Data listing START

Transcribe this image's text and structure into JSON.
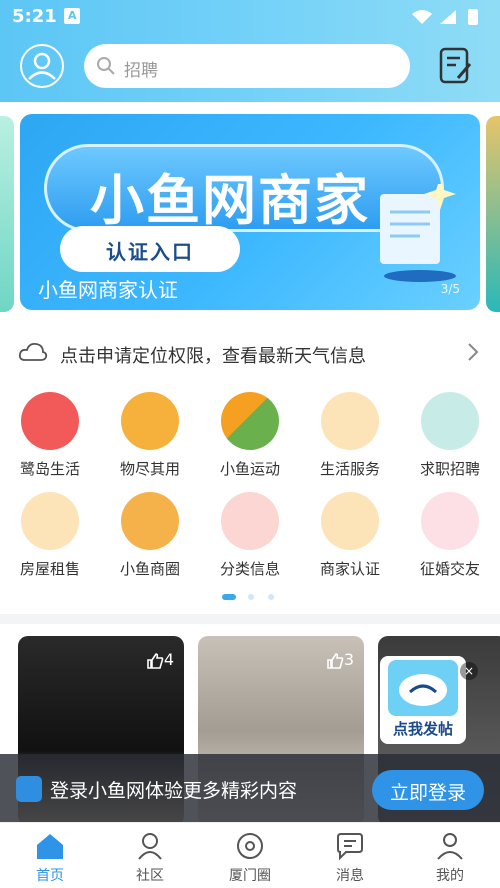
{
  "status": {
    "time": "5:21",
    "app_badge": "A"
  },
  "header": {
    "search_placeholder": "招聘"
  },
  "banner": {
    "title": "小鱼网商家",
    "button": "认证入口",
    "caption": "小鱼网商家认证",
    "pager": "3/5"
  },
  "weather": {
    "text": "点击申请定位权限，查看最新天气信息"
  },
  "grid": {
    "row1": [
      "鹭岛生活",
      "物尽其用",
      "小鱼运动",
      "生活服务",
      "求职招聘"
    ],
    "row2": [
      "房屋租售",
      "小鱼商圈",
      "分类信息",
      "商家认证",
      "征婚交友"
    ]
  },
  "feed": {
    "likes": [
      "4",
      "3"
    ],
    "post_button": "点我发帖"
  },
  "login_prompt": {
    "text": "登录小鱼网体验更多精彩内容",
    "button": "立即登录"
  },
  "bottom_nav": [
    "首页",
    "社区",
    "厦门圈",
    "消息",
    "我的"
  ],
  "colors": {
    "accent": "#2f94e8",
    "header": "#5cc6f5"
  }
}
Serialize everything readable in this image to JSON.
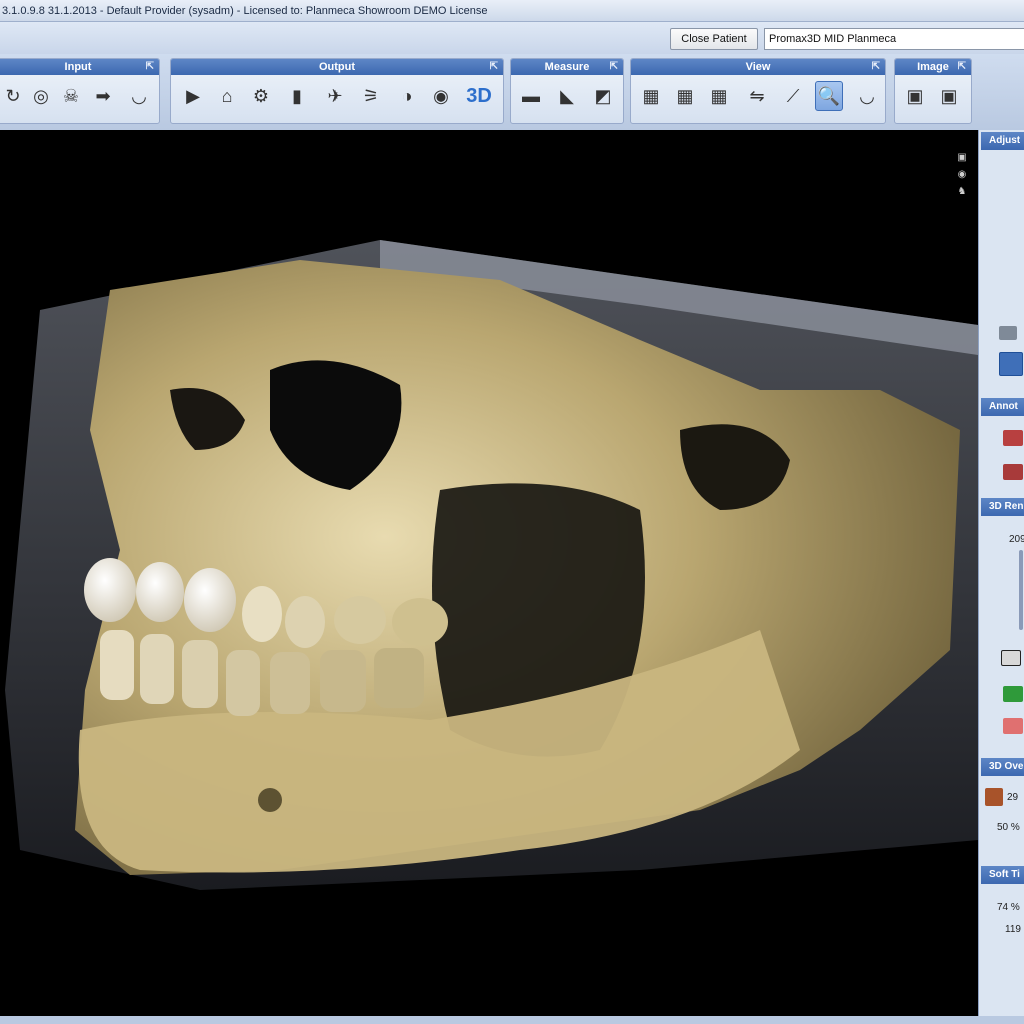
{
  "titlebar": {
    "text": "3.1.0.9.8  31.1.2013  - Default Provider (sysadm)  - Licensed to: Planmeca Showroom DEMO License"
  },
  "patient": {
    "close_label": "Close Patient",
    "name_value": "Promax3D MID Planmeca"
  },
  "toolbar": {
    "groups": [
      {
        "title": "Input",
        "pin": "⇱"
      },
      {
        "title": "Output",
        "pin": "⇱"
      },
      {
        "title": "Measure",
        "pin": "⇱"
      },
      {
        "title": "View",
        "pin": "⇱"
      },
      {
        "title": "Image",
        "pin": "⇱"
      }
    ],
    "three_d_label": "3D"
  },
  "icons": {
    "input": [
      "rotate-icon",
      "tooth-icon",
      "skull-icon",
      "import-icon",
      "arch-icon"
    ],
    "output": [
      "export-icon",
      "print-icon",
      "network-icon",
      "save-icon",
      "send-icon",
      "pano-icon",
      "settings-icon",
      "eye-icon",
      "3d-icon"
    ],
    "measure": [
      "distance-icon",
      "angle-icon",
      "area-icon"
    ],
    "view": [
      "layout-icon",
      "layout-icon",
      "layout-icon",
      "flip-icon",
      "slice-icon",
      "zoom-icon",
      "arch-icon"
    ],
    "image": [
      "image-icon",
      "image-icon"
    ]
  },
  "right_panel": {
    "adjust_title": "Adjust",
    "annotation_title": "Annot",
    "render_title": "3D Ren",
    "render_value": "209",
    "overlay_title": "3D Ove",
    "overlay_pct": "29",
    "overlay_percent_label": "50 %",
    "softtissue_title": "Soft Ti",
    "softtissue_pct": "74 %",
    "softtissue_value": "119"
  },
  "colors": {
    "accent": "#3c68b0",
    "bone": "#cdbb8a",
    "background": "#000000"
  }
}
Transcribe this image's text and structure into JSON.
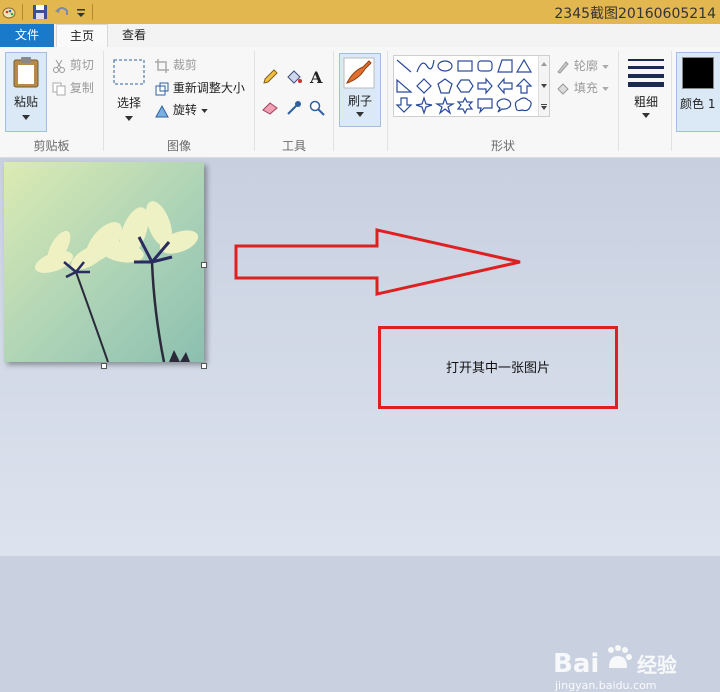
{
  "window": {
    "title": "2345截图20160605214"
  },
  "tabs": {
    "file": "文件",
    "home": "主页",
    "view": "查看"
  },
  "clipboard": {
    "paste": "粘贴",
    "cut": "剪切",
    "copy": "复制",
    "label": "剪贴板"
  },
  "image": {
    "select": "选择",
    "crop": "裁剪",
    "resize": "重新调整大小",
    "rotate": "旋转",
    "label": "图像"
  },
  "tools": {
    "label": "工具"
  },
  "brushes": {
    "label": "刷子"
  },
  "shapes": {
    "outline": "轮廓",
    "fill": "填充",
    "label": "形状"
  },
  "size": {
    "label": "粗细"
  },
  "color1": {
    "label": "颜色 1",
    "value": "#000000"
  },
  "annotation": {
    "text": "打开其中一张图片"
  },
  "watermark": {
    "brand": "Bai",
    "brand2": "经验",
    "url": "jingyan.baidu.com"
  },
  "colors": {
    "accent": "#1979ca",
    "titlebar": "#e2b74f",
    "annotation": "#e02020"
  }
}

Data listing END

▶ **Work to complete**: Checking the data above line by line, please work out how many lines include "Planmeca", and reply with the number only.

▶ **Result of the task**: 2